With double quench hardening, first the desired properties of the core are adapted (core hardening) and then those of the surface (surface hardening)!

The reheating during single and double quench hardening makes these processes relatively energy- and time-intensive and therefore expensive. The advantage, however, is the grain refinement that occurs through the $$\gamma$$-$$\alpha$$-transformations. However, for steels that do not tend to form coarse grains in the first place (e.g. chrome-molybdenum steels), it is therefore economically more sensible to quench the steel directly after carburizing from the already heated state. Fine grain steels are also suitable for this direct hardening process, which is explained in more detail in the following section.

Single and double quench hardening is usually carried out on steels with a tendency to coarse grain formation, as a recrystallisation effect occurs during the $$\gamma$$-$$\alpha$$-transformations!

Direct hardening

Direct hardening is a special case hardening process. In this process, the steel is quenched directly after carburizing from the already heated state. Compared to single and double quench hardening, direct hardening is less time-consuming and energy-intensive and therefore less expensive, since reheating is not necessary. Direct hardening is always suitable when steels do not tend to coarse grain formation and therefore single or double quench hardening is not necessary.

Depending on the temperature in the surface layer or in the core, either the surface layer properties or the core properties of the workpiece can be specifically influenced during quenching. For this purpose, the component is either cooled down to core hardening temperature after carburizing or brought to case hardening temperature. After quenching, tempering takes place again at low temperatures.

In direct hardening, the heated steel is quenched directly from the carburized state!

Nitriding

The surface hardening processes explained so far all have in common that the hard surface layer is achieved by a martensitic microstructure. However, such a transformation could become a problem if a workpiece has to be dimensionally accurate, since the microstructure transformation generally leads to hardening distortion. The scale layers that form may also have to be reworked. In such cases nitride hardening (nitriding) can provide a remedy, which does not require any microstructural transformation. Nitriding is therefore not one of the classical surface hardening methods by means of microstructure transformation.

Nitriding is not based on the formation of martensite but on the formation of hard and wear-resistant nitrides on the surface of the component!

During nitriding, the alloyed steel is exposed to a nitrogenous environment at temperatures of about 500 °C. The nitrogen atoms diffuse into the surface of the steel and combine there with present alloying elements such as aluminium, chromium, molybdenum, vanadium and titanium to form hard and wear-resistant nitrides.
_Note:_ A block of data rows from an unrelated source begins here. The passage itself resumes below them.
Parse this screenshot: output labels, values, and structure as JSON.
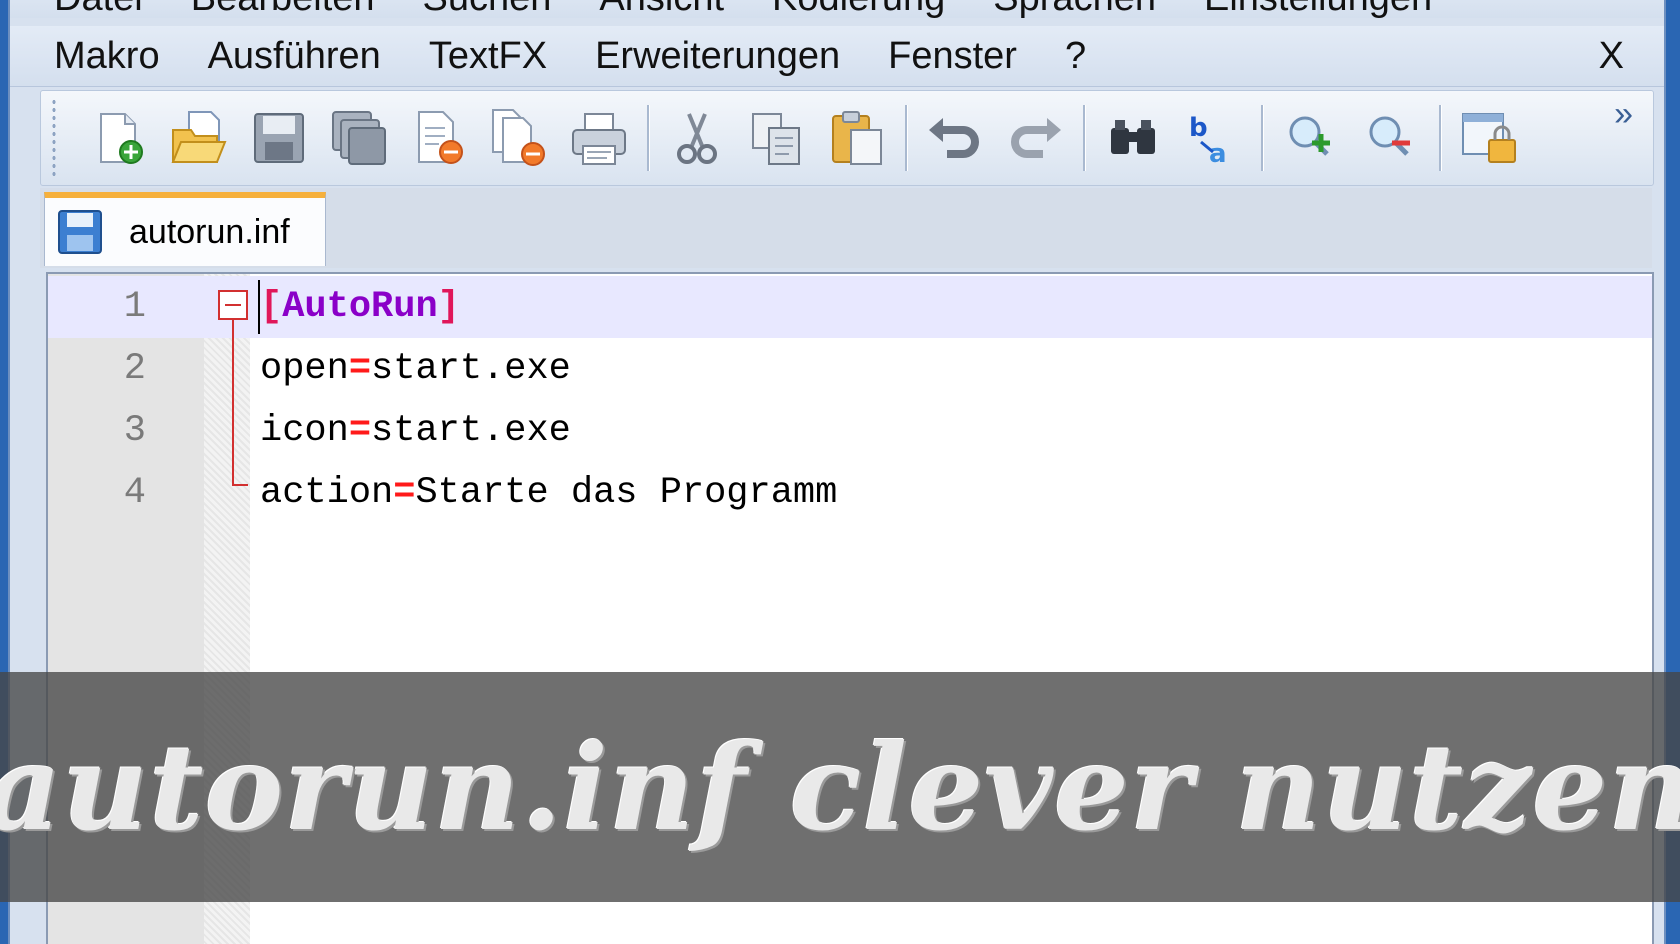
{
  "menus": {
    "top_row": [
      "Datei",
      "Bearbeiten",
      "Suchen",
      "Ansicht",
      "Kodierung",
      "Sprachen",
      "Einstellungen"
    ],
    "main_row": [
      "Makro",
      "Ausführen",
      "TextFX",
      "Erweiterungen",
      "Fenster",
      "?"
    ],
    "close_label": "X"
  },
  "toolbar": {
    "more_label": "»",
    "buttons": [
      "new-file-icon",
      "open-file-icon",
      "save-icon",
      "save-all-icon",
      "close-icon",
      "close-all-icon",
      "print-icon",
      "cut-icon",
      "copy-icon",
      "paste-icon",
      "undo-icon",
      "redo-icon",
      "find-icon",
      "replace-icon",
      "zoom-in-icon",
      "zoom-out-icon",
      "sync-view-icon"
    ]
  },
  "tab": {
    "label": "autorun.inf",
    "icon": "save-icon",
    "accent_color": "#f6b03c"
  },
  "editor": {
    "current_line": 1,
    "lines": [
      {
        "num": "1",
        "section": "AutoRun"
      },
      {
        "num": "2",
        "key": "open",
        "op": "=",
        "value": "start.exe"
      },
      {
        "num": "3",
        "key": "icon",
        "op": "=",
        "value": "start.exe"
      },
      {
        "num": "4",
        "key": "action",
        "op": "=",
        "value": "Starte das Programm"
      }
    ],
    "colors": {
      "section": "#8a00c8",
      "operator": "#ff1a1a",
      "fold": "#d23030"
    }
  },
  "banner": {
    "text": "autorun.inf clever nutzen"
  }
}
Nitriding requires special steels containing nitride-forming alloying elements, so-called nitriding steels (e.g. 34CrAlMo5). The nitrides formed on the surface also lead to stresses in the material. However, these do not represent any weaknesses but increase the fatigue strength of the component to a special degree due to the residual compressive stresses caused! The nitride layer also improves corrosion resistance.

Nitriding is used in particular to improve the fatigue strength of dynamically stressed components!
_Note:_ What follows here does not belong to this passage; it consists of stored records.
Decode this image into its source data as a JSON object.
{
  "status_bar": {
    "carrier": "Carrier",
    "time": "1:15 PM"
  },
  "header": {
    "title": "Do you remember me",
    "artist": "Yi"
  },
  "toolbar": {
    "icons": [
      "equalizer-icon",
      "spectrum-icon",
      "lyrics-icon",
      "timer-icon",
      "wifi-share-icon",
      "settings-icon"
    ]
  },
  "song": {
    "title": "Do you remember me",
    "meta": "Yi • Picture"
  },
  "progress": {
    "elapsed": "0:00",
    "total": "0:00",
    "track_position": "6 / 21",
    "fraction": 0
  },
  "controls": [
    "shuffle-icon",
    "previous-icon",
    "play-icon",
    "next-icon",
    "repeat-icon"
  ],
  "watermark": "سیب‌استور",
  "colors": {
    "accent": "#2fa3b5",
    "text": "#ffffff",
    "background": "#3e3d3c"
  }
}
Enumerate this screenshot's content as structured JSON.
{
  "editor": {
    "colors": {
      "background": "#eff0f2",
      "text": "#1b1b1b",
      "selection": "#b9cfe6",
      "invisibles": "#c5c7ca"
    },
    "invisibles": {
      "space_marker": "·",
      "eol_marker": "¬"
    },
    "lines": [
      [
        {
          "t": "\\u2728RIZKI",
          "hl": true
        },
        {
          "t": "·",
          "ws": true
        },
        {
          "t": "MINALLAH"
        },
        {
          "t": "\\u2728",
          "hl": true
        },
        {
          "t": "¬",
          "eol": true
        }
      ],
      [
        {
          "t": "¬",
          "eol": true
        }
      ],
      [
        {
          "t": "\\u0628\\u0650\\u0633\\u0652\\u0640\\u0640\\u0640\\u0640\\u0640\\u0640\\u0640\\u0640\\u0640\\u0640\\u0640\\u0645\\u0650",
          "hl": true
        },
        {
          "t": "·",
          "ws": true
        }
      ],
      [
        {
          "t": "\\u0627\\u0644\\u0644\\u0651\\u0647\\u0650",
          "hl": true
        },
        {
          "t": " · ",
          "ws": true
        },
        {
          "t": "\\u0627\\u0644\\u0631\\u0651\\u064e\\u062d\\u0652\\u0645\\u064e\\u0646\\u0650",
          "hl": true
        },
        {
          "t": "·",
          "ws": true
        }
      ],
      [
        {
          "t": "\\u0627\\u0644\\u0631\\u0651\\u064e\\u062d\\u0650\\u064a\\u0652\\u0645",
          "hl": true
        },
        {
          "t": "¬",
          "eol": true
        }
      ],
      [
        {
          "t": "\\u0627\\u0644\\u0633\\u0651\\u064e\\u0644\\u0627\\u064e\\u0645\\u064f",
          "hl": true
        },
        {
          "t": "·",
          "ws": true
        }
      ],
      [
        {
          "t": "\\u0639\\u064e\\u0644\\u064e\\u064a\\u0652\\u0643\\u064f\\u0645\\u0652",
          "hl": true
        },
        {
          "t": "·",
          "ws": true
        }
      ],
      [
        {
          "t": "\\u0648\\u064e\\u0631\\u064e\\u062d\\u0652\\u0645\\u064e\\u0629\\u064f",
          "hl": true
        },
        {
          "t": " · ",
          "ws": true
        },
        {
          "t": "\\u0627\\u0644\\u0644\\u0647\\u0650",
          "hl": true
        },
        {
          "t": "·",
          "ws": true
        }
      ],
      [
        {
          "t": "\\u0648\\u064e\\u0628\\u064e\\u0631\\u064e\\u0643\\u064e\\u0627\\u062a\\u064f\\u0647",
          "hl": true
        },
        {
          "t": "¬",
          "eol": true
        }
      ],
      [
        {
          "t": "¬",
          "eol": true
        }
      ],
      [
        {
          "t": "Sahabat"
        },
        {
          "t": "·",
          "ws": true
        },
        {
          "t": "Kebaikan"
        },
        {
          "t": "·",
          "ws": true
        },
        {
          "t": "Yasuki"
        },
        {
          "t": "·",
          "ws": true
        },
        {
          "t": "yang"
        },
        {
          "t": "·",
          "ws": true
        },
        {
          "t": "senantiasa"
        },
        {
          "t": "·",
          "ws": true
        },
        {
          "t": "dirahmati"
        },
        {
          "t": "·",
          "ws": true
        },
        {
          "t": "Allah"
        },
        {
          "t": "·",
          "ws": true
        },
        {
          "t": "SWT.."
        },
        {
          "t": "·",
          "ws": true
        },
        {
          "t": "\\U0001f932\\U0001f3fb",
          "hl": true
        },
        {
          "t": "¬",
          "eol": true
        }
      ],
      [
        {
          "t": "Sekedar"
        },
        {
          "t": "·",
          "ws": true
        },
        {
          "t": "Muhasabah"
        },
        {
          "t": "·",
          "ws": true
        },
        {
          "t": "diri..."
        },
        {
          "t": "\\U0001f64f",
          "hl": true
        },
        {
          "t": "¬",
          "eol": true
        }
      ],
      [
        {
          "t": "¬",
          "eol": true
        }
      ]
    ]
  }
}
While the surface hardness increases strongly due to the nitrides formed, the properties of the component core remain unaffected, as the nitrides only form on the surface. The layer thicknesses range from 0.1 mm to 1 mm. Thicker nitride layers are only possible with very high effort. The long annealing times of sometimes several days can make nitriding very time-consuming and therefore expensive.